DNA tests have become more and more popular to determine hereditary traits, ancestry, food sensitivity, and even to find out your dog’s exact breed. Now, some doctors are using genome sequencing as a more common practice to help treat brain tumors and brain cancer.
What is a genome?
A genome is the complete set of genes or genetic material present in a cell or organism.
What is genome sequencing?
Genome sequencing is determining the order of DNA bases (As, Ts, Cs, Gs) that make up an organism.
What are the benefits to genome sequencing?
Genome sequencing can help determine a targeted therapy for tumors or cancer treatment based on a patient’s specific genetic make-up. A certain gene mutation could determine a better course of treatment for one patient versus another. For tumor genome sequencing, both tissue from the tumor and healthy tissue is taken during surgery or a biopsy so the genetic make-up can be compared.
Making Genome Sequencing Part of Standard of Care
In collaboration with other institutions, the University of Michigan’s C.S. Mott Children’s Hospital is leading studies of the benefits of genome sequencing for pediatric cancer cases, and especially for brain cancer. “Brain cancer is the leading cause of cancer death among children. We have to shift the paradigm in how we manage these cases.

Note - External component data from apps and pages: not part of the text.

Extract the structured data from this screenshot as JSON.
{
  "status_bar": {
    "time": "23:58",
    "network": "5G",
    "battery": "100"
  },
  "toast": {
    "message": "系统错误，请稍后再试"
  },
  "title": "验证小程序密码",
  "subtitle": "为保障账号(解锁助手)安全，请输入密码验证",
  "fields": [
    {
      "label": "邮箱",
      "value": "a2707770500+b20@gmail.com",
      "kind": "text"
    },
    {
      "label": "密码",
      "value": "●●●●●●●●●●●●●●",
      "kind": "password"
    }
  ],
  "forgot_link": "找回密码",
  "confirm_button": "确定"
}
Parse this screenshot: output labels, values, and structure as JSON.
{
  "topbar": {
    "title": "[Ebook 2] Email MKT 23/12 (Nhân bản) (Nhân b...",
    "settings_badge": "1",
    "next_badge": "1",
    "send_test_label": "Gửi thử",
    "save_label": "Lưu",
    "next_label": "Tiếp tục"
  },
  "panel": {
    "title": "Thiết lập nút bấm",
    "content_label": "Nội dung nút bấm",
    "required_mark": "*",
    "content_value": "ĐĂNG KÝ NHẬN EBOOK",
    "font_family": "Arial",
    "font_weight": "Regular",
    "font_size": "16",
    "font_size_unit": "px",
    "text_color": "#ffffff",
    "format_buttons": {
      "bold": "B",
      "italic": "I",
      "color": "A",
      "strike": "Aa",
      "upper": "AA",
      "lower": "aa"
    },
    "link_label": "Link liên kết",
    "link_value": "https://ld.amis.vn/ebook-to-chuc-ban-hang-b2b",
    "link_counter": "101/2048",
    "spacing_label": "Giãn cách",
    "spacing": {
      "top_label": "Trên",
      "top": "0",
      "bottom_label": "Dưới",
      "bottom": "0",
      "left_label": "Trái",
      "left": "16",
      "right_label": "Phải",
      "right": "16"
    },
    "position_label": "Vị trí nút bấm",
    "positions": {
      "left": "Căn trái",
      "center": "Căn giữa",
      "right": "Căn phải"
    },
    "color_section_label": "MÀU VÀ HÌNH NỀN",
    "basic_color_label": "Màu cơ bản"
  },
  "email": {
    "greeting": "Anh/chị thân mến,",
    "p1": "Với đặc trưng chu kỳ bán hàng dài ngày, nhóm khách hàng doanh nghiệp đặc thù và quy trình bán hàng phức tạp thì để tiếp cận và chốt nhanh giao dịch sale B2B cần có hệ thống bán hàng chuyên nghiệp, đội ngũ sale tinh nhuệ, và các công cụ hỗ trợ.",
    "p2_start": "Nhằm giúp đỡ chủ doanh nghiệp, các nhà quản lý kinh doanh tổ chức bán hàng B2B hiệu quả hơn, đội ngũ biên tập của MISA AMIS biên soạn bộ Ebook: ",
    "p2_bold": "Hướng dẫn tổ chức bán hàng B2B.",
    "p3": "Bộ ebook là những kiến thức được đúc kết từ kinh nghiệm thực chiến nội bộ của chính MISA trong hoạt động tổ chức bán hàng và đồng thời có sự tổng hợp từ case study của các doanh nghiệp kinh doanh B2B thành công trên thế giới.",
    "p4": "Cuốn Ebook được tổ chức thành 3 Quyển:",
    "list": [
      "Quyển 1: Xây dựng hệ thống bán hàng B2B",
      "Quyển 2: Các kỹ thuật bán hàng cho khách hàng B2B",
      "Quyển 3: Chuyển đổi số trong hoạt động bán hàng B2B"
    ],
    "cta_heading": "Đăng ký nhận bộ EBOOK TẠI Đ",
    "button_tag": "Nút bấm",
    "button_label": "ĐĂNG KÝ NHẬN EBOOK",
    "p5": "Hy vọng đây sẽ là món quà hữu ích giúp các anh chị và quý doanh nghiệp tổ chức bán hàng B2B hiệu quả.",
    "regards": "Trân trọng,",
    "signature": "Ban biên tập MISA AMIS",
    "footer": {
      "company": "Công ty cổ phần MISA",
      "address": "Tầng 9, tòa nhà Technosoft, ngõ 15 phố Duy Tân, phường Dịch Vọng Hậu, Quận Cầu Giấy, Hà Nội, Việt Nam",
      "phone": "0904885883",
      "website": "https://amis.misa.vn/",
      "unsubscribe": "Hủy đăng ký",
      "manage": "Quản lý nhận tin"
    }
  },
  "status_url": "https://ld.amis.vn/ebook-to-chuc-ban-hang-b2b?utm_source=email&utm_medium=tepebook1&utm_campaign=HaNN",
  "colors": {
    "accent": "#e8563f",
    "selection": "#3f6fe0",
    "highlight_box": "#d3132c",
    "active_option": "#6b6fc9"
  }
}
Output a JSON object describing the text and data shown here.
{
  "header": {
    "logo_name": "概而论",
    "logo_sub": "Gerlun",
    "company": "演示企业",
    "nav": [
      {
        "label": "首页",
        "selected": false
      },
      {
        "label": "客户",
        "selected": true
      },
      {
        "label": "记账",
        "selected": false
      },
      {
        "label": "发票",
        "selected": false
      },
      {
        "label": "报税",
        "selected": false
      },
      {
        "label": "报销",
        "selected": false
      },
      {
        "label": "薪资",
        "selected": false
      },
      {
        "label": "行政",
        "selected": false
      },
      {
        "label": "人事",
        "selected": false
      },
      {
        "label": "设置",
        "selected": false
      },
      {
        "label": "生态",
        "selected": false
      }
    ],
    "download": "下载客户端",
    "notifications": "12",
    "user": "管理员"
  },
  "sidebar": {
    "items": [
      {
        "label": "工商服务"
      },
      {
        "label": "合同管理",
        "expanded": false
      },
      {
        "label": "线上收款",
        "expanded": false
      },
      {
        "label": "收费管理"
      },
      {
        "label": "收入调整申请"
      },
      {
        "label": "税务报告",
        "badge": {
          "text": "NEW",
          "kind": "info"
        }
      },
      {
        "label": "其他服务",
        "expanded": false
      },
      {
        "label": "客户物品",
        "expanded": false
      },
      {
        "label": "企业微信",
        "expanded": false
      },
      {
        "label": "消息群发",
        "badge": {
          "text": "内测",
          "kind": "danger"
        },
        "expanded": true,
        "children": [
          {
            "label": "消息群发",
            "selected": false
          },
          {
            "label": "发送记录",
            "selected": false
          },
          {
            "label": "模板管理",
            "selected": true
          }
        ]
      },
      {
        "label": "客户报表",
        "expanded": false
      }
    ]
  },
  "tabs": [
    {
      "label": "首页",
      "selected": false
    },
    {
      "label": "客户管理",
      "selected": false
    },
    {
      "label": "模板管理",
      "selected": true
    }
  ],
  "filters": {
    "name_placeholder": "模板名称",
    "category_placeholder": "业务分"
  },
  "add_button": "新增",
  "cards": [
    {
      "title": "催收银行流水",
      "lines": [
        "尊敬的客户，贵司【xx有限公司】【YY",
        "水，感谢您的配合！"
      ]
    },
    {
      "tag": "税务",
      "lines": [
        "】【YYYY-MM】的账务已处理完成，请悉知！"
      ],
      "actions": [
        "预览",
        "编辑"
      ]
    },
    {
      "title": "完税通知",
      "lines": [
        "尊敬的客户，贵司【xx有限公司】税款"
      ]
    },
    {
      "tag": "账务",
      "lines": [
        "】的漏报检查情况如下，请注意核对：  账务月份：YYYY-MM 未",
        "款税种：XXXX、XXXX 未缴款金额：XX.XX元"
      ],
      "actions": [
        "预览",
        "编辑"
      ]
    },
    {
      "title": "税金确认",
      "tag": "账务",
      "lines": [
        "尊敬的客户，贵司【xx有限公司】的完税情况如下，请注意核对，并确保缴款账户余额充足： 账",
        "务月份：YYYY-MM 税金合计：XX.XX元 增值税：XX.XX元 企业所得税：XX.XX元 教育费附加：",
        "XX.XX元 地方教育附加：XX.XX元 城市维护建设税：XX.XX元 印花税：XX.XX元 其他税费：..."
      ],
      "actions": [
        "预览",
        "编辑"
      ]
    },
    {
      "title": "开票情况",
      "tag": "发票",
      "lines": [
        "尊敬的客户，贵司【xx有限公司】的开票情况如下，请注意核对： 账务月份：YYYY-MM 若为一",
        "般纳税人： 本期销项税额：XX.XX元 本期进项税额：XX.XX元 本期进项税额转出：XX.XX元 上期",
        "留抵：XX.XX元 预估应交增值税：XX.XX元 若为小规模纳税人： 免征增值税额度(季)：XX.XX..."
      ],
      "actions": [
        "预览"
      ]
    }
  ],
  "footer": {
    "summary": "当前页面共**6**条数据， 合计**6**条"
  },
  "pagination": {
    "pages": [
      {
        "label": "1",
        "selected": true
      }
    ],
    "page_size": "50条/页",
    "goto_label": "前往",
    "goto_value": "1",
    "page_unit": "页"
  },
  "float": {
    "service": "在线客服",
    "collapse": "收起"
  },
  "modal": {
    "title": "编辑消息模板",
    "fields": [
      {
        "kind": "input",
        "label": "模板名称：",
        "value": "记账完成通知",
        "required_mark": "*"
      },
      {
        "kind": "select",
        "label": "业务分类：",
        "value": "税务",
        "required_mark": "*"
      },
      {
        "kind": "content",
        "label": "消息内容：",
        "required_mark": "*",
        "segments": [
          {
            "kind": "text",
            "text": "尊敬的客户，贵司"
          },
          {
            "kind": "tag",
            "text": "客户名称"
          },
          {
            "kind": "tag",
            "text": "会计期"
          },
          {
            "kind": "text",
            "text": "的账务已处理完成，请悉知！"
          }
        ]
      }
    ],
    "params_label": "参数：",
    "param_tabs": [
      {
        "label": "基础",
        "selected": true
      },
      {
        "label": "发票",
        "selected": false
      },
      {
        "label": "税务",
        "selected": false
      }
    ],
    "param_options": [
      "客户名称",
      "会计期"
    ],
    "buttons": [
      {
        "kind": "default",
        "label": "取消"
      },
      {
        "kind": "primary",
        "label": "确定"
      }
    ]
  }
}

Younger patients with high risk or relapsed brain cancer urgently need novel effective therapies based on the unique biology of each child’s specific tumor,” Carl Koschmann, M.D.
It is a large task to commit to genomic testing, but the results can isolate genetic mutations that could be helping the cancer grow, and could help determine a better treatment plan specific to each patient.